[Interface dataset entries]
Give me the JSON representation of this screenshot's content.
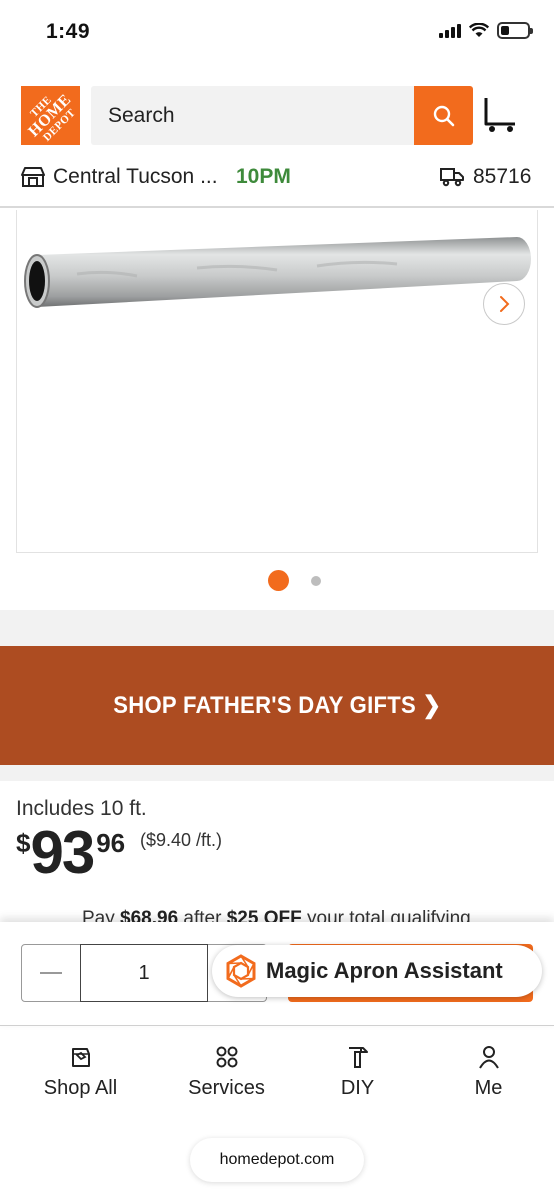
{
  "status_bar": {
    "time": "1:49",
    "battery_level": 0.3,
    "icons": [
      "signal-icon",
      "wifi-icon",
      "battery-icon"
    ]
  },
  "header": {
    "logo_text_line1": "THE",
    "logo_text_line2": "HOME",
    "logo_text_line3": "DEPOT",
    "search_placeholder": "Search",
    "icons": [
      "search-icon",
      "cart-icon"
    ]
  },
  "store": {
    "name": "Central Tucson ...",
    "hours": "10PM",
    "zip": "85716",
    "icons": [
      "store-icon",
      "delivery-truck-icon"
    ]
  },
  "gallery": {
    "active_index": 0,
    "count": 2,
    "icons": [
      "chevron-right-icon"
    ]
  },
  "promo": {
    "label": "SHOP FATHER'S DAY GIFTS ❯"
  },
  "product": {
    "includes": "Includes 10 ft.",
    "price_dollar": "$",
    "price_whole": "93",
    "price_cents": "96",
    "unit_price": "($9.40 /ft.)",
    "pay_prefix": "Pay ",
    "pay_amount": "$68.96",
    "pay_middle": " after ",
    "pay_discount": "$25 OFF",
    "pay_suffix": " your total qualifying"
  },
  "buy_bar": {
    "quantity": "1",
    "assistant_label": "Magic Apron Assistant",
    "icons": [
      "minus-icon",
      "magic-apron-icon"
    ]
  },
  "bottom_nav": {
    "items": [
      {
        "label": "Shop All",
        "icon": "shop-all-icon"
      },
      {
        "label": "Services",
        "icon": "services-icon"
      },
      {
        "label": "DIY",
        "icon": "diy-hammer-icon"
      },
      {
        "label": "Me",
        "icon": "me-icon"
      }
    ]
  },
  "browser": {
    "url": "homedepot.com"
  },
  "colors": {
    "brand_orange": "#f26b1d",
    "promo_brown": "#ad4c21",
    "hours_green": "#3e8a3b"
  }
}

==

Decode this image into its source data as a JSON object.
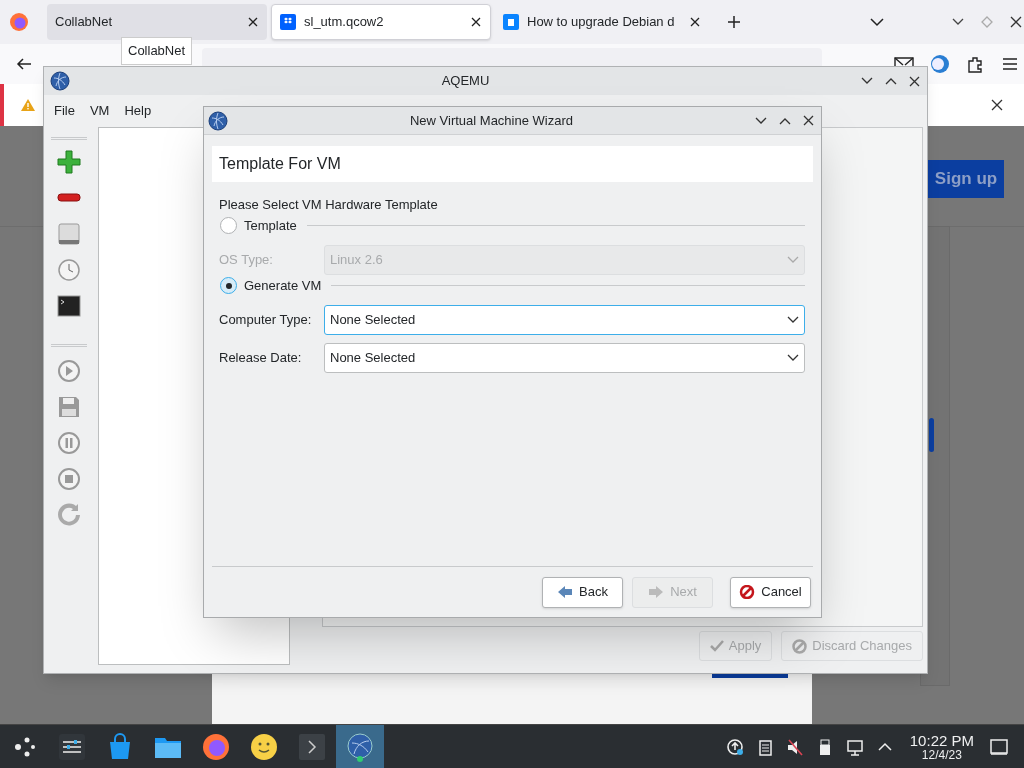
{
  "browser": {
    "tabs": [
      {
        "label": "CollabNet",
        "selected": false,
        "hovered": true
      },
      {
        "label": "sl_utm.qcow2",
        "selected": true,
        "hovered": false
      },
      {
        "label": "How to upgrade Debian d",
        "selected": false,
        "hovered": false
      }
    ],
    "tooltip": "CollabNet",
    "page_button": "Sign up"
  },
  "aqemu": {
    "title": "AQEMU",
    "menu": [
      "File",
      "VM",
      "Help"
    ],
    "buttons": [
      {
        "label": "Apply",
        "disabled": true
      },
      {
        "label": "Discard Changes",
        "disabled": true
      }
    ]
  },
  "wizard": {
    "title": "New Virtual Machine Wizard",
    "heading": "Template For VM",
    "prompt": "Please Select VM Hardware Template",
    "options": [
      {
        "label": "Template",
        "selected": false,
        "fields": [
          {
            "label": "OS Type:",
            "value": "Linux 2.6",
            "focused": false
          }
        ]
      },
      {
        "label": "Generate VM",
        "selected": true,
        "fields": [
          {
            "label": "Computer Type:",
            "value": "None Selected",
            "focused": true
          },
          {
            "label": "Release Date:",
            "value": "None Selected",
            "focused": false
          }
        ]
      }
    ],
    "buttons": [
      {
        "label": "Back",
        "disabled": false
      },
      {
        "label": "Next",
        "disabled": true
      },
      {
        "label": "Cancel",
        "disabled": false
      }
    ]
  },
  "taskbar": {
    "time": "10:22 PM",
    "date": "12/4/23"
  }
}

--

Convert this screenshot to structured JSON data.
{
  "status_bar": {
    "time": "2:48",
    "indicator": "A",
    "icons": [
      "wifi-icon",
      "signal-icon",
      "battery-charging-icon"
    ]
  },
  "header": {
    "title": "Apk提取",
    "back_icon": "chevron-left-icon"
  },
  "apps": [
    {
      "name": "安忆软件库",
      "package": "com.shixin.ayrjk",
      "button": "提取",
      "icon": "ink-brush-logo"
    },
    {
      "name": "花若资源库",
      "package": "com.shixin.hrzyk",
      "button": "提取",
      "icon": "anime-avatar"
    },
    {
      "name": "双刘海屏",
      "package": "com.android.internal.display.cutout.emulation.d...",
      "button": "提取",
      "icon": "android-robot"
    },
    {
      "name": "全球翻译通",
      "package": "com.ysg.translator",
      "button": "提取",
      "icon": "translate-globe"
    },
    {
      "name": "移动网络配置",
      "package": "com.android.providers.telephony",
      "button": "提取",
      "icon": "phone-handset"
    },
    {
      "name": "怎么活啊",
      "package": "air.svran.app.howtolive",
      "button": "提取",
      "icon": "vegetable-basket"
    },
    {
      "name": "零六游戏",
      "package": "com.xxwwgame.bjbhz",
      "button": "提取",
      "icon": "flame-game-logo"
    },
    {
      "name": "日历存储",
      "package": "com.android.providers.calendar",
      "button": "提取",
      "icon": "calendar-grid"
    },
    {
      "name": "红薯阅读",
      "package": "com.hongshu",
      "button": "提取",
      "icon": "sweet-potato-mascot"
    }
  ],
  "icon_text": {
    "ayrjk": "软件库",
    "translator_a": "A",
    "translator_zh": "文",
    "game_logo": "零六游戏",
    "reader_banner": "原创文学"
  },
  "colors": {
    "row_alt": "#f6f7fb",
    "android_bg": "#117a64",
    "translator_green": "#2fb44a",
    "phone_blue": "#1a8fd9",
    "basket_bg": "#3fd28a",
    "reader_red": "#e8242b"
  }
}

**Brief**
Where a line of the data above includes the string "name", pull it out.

**Finished exercise**
    "name": "Central Tucson ...",
      "name": "安忆软件库",
      "name": "花若资源库",
      "name": "双刘海屏",
      "name": "全球翻译通",
      "name": "移动网络配置",
      "name": "怎么活啊",
      "name": "零六游戏",
      "name": "日历存储",
      "name": "红薯阅读",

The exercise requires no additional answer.